INPUT RECORDS ::
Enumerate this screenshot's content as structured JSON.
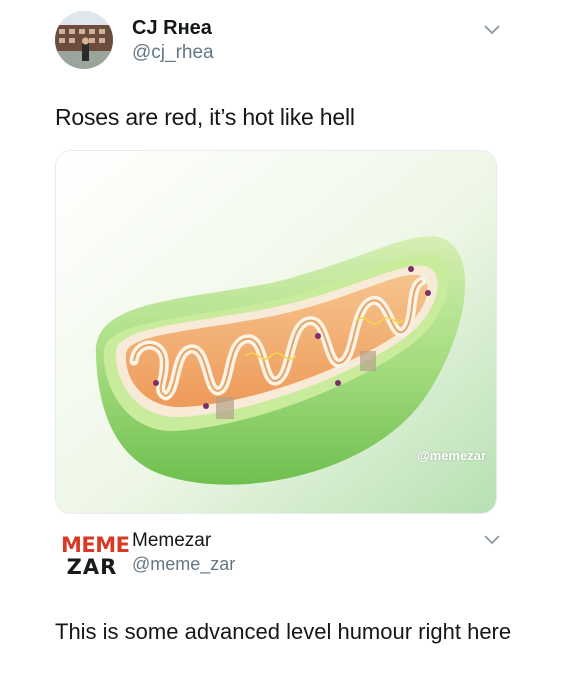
{
  "tweet1": {
    "author_name": "CJ Rнea",
    "author_handle": "@cj_rhea",
    "text": "Roses are red, it’s hot like hell",
    "media": {
      "description_icon": "mitochondria-illustration",
      "watermark": "@memezar"
    },
    "menu_icon": "chevron-down-icon"
  },
  "tweet2": {
    "logo_line1": "MEME",
    "logo_line2": "ZAR",
    "author_name": "Memezar",
    "author_handle": "@meme_zar",
    "text": "This is some advanced level humour right here",
    "menu_icon": "chevron-down-icon"
  },
  "colors": {
    "handle_gray": "#657786",
    "text_dark": "#14171a",
    "logo_red": "#d83b25",
    "organelle_green": "#8fcf6a",
    "matrix_orange": "#f0a868"
  }
}
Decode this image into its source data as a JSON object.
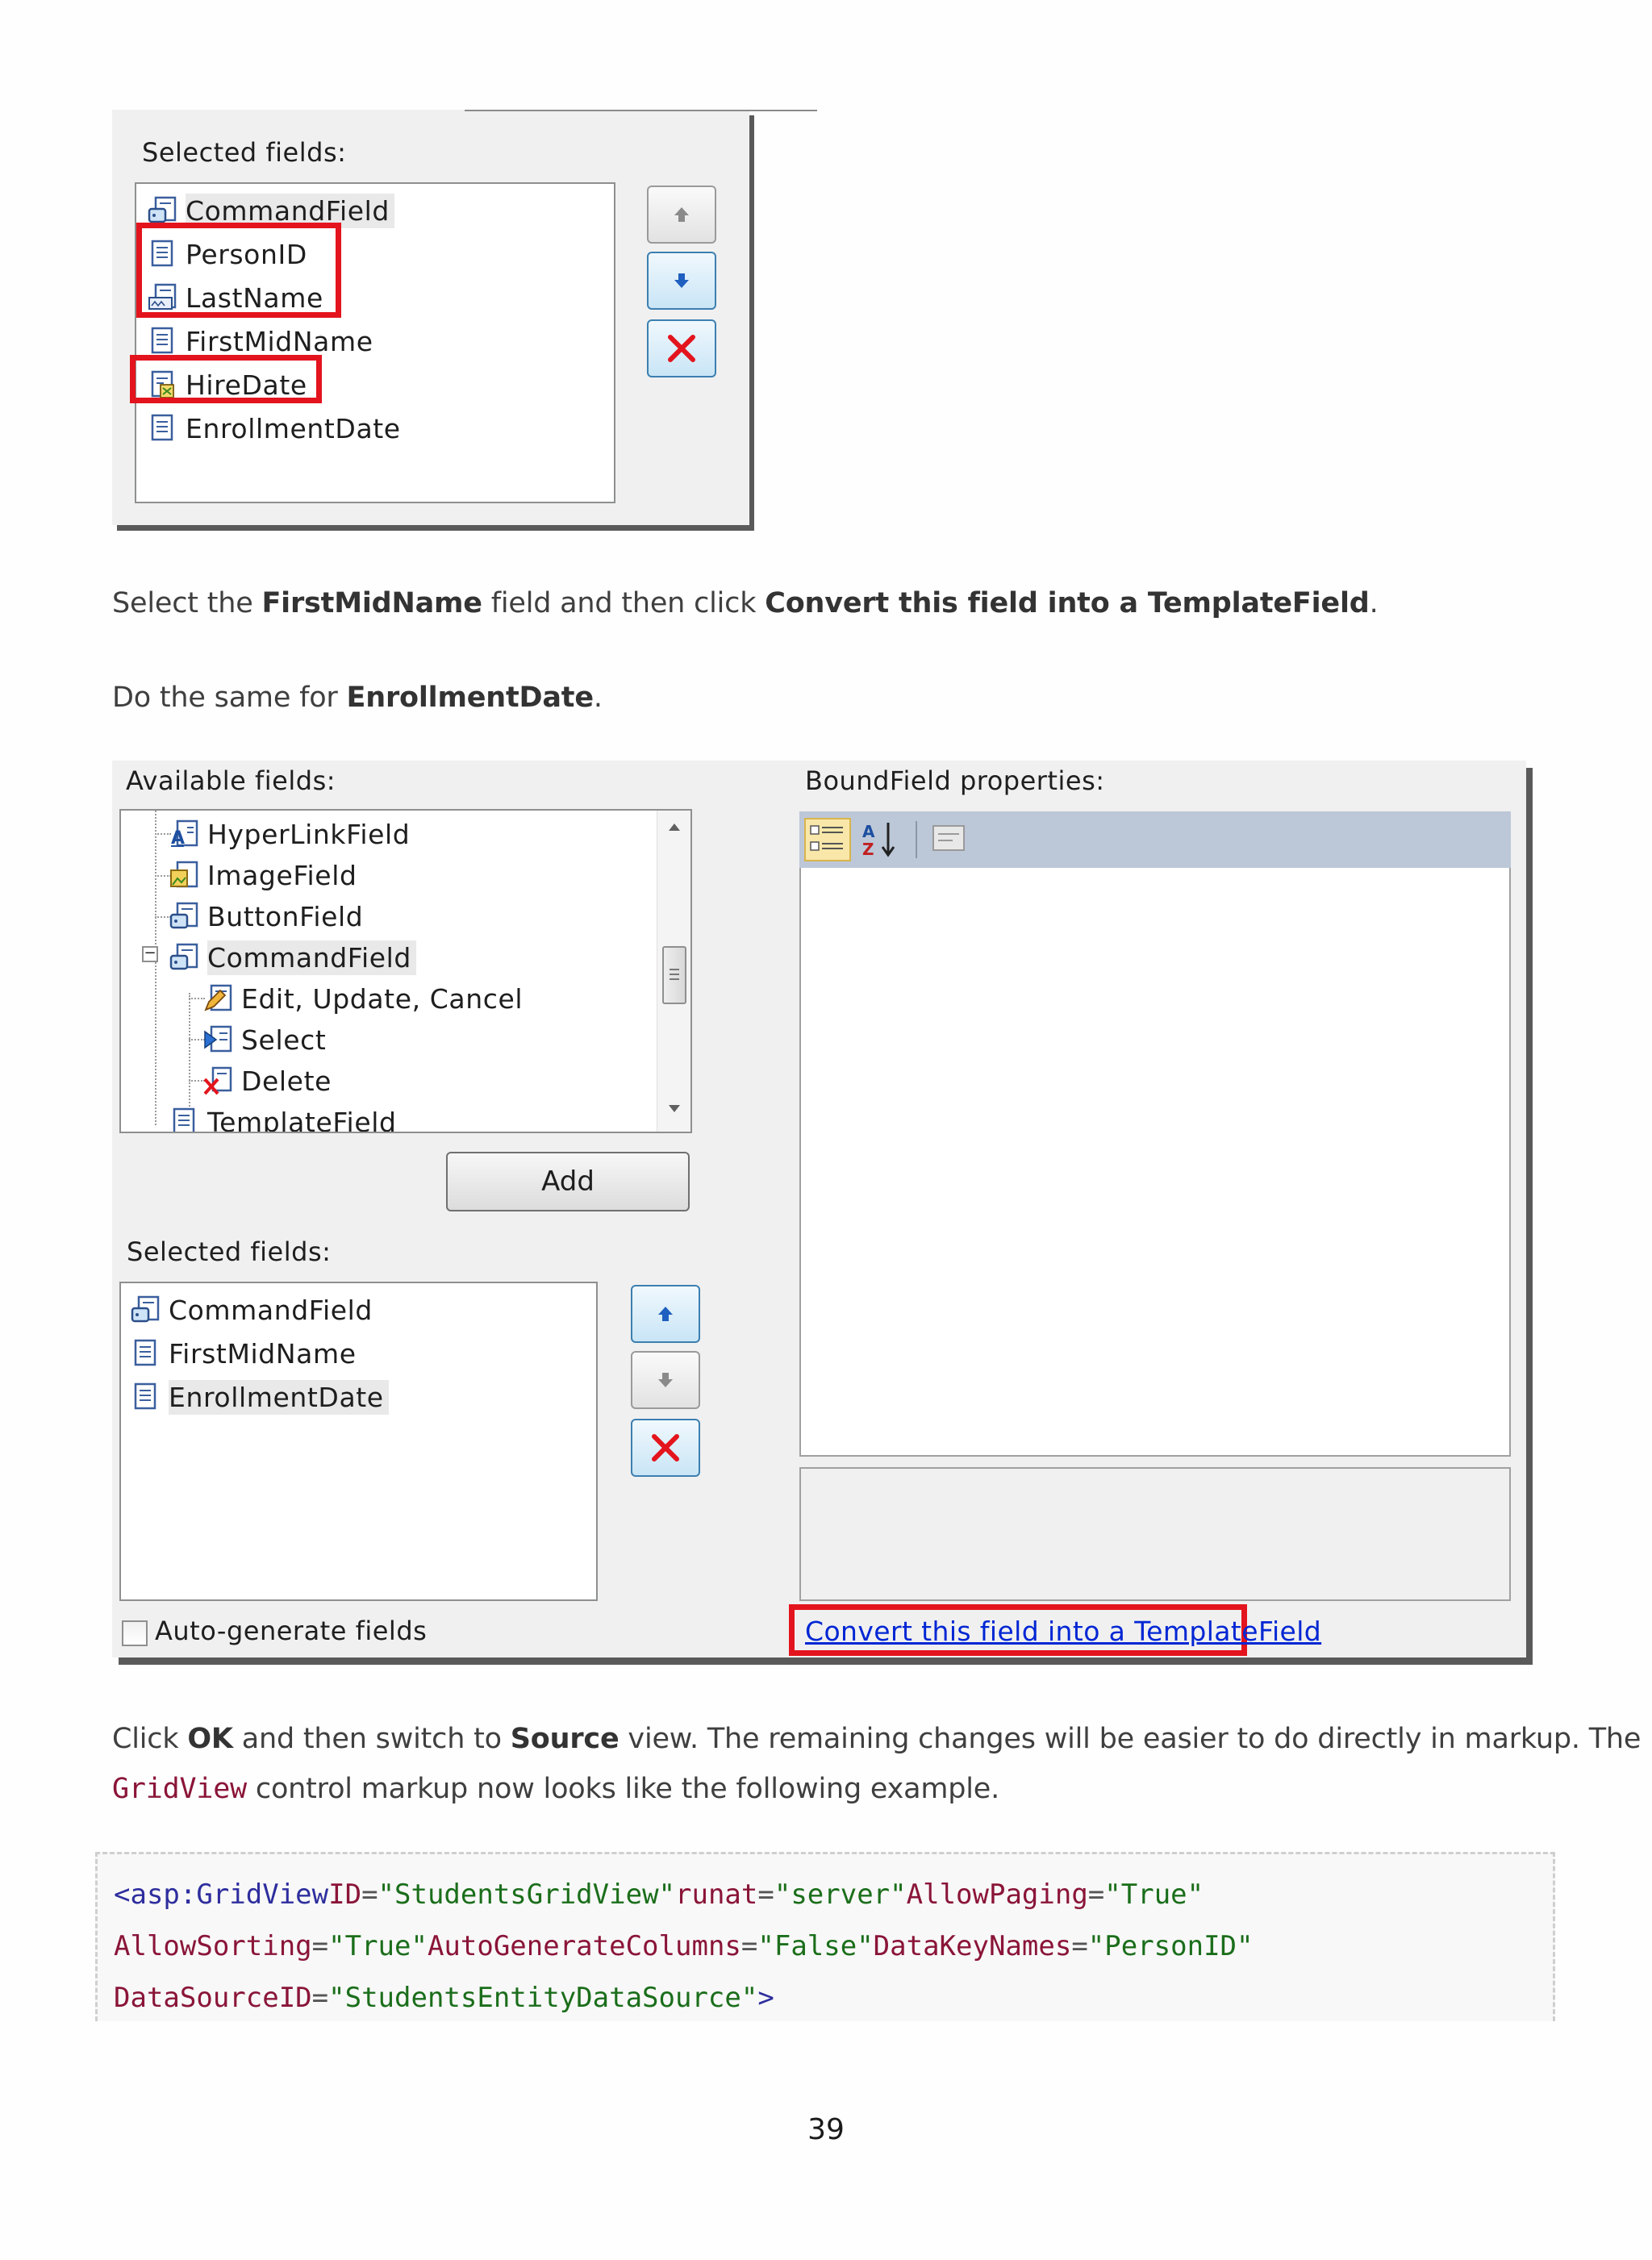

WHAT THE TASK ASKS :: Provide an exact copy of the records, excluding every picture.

EXERCISE SOLUTION ::
Enumerate this screenshot's content as structured JSON.
{
  "tweet1": {
    "author_name": "CJ Rнea",
    "author_handle": "@cj_rhea",
    "text": "Roses are red, it’s hot like hell",
    "media": {
      "description_icon": "mitochondria-illustration",
      "watermark": "@memezar"
    },
    "menu_icon": "chevron-down-icon"
  },
  "tweet2": {
    "logo_line1": "MEME",
    "logo_line2": "ZAR",
    "author_name": "Memezar",
    "author_handle": "@meme_zar",
    "text": "This is some advanced level humour right here",
    "menu_icon": "chevron-down-icon"
  },
  "colors": {
    "handle_gray": "#657786",
    "text_dark": "#14171a",
    "logo_red": "#d83b25",
    "organelle_green": "#8fcf6a",
    "matrix_orange": "#f0a868"
  }
}
Decode this image into its source data as a JSON object.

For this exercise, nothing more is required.